Monster storm Harvey made landfall again on Wednesday in Louisiana, evoking painful memories of Hurricane Katrina’s deadly strike 12 years ago, as time was running out in Texas to find survivors in the raging floodwaters.
The fresh hit comes five days after the monster storm slammed onshore as a Category Four hurricane, pummeling the US Gulf Coast with torrential rains that turned neighborhoods into lakes in America’s fourth largest city, Houston.
While Harvey is technically packing less of a wallop as a tropical storm, heavy rains are still drenching parts of southeastern Texas and neighboring southwestern Louisiana, complicating rescue missions and compounding the misery for millions of Americans.
So far, only a handful of deaths have been formally confirmed, however, when combined with
suspected deaths, US media reported that the toll could be 30 so far — and still rising — as floodwaters recede in some areas and bodies are found.
Hundreds of people are still unaccounted for, though officials stress they may simply have no access to phones or power.
More than 30,000 people found refuge in shelters across the Lone Star State, from the giant Houston convention center to small churches, according to the head of the Federal Emergency Management Agency (FEMA), Brock Long.
“We are in this for the long haul,” acting Homeland Security secretary Elaine Duke told reporters in a Wednesday briefing on emergency operations, adding: “We’ll continue to support the people of Texas as long as necessary.”
In Houston, Mayor Sylvester Turner issued an nighttime curfew aimed at aiding search efforts and thwarting potential looting in the flood-ravaged city.

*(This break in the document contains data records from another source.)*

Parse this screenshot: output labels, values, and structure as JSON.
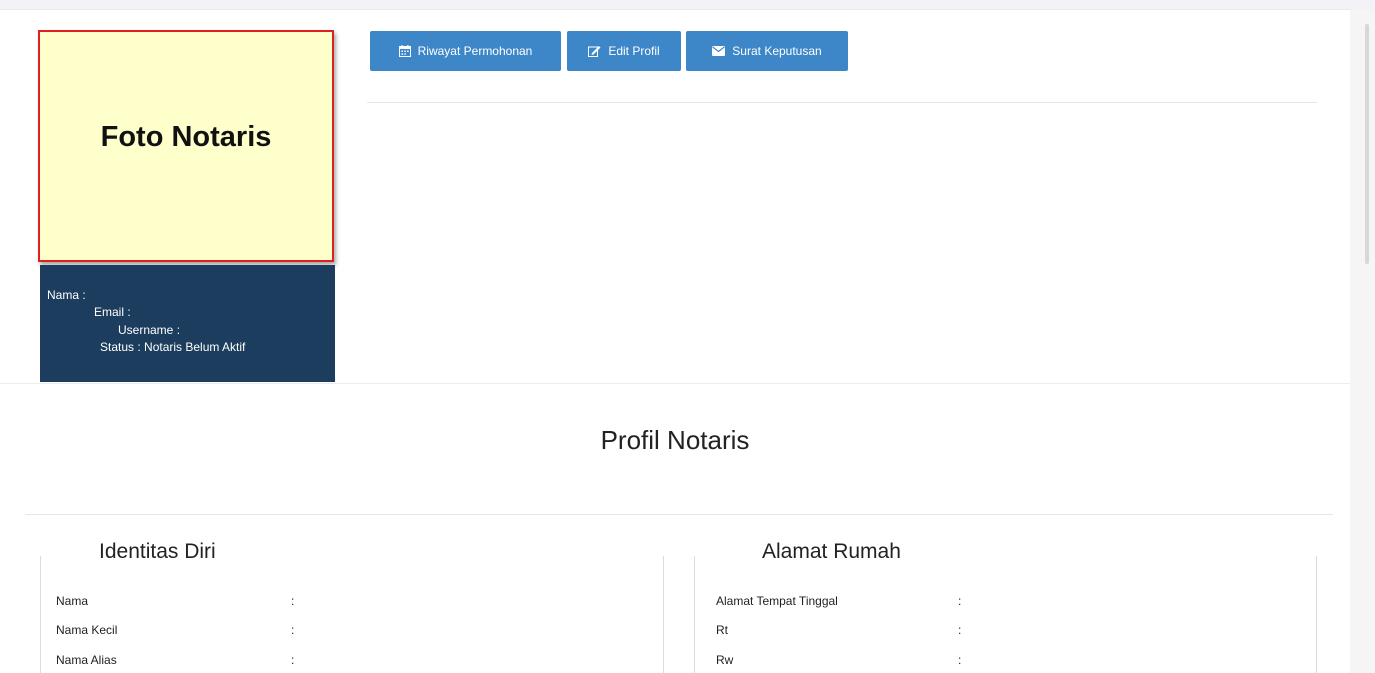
{
  "photo": {
    "placeholder": "Foto Notaris"
  },
  "info": {
    "nama": "Nama :",
    "email": "Email :",
    "username": "Username :",
    "status": "Status : Notaris Belum Aktif"
  },
  "toolbar": {
    "riwayat": {
      "label": "Riwayat Permohonan",
      "icon": "calendar-icon"
    },
    "edit": {
      "label": "Edit Profil",
      "icon": "edit-icon"
    },
    "surat": {
      "label": "Surat Keputusan",
      "icon": "envelope-icon"
    },
    "button_color": "#3d87c8"
  },
  "profile": {
    "title": "Profil Notaris",
    "identity": {
      "title": "Identitas Diri",
      "rows": [
        {
          "label": "Nama",
          "sep": ":"
        },
        {
          "label": "Nama Kecil",
          "sep": ":"
        },
        {
          "label": "Nama Alias",
          "sep": ":"
        }
      ]
    },
    "address": {
      "title": "Alamat Rumah",
      "rows": [
        {
          "label": "Alamat Tempat Tinggal",
          "sep": ":"
        },
        {
          "label": "Rt",
          "sep": ":"
        },
        {
          "label": "Rw",
          "sep": ":"
        }
      ]
    }
  },
  "colors": {
    "panel": "#1c3d5d",
    "photo_bg": "#ffffcc",
    "photo_border": "#e02020"
  }
}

At least a quarter of Harris County, which includes Houston and the immediate surrounding area, is now under water, affecting tens of thousands of homes, local officials have said.
Harvey shatters U.S. rainfall record
Harvey, that is now the heaviest tropical downpour in U.S. history, battered Texas for the fifth day on Wednesday claiming at least 30 lives.
of rain recorded in Cedar Bayou, Texas. That’s a record for both Texas and the continental United States.
57 trillion litres of water has so far been dumped by the hurricane over Texas.
The previous record was 122cm set in 1978 in Medina, Texas, by Tropical Storm Amelia.
Estimated losses mostly due to flooding. That would put Harvey among the top five costliest storms in US history.
Harvey made landfall on Friday near Corpus Christi as a Category 4 hurricane, the most powerful storm to strike the United States in over a decade.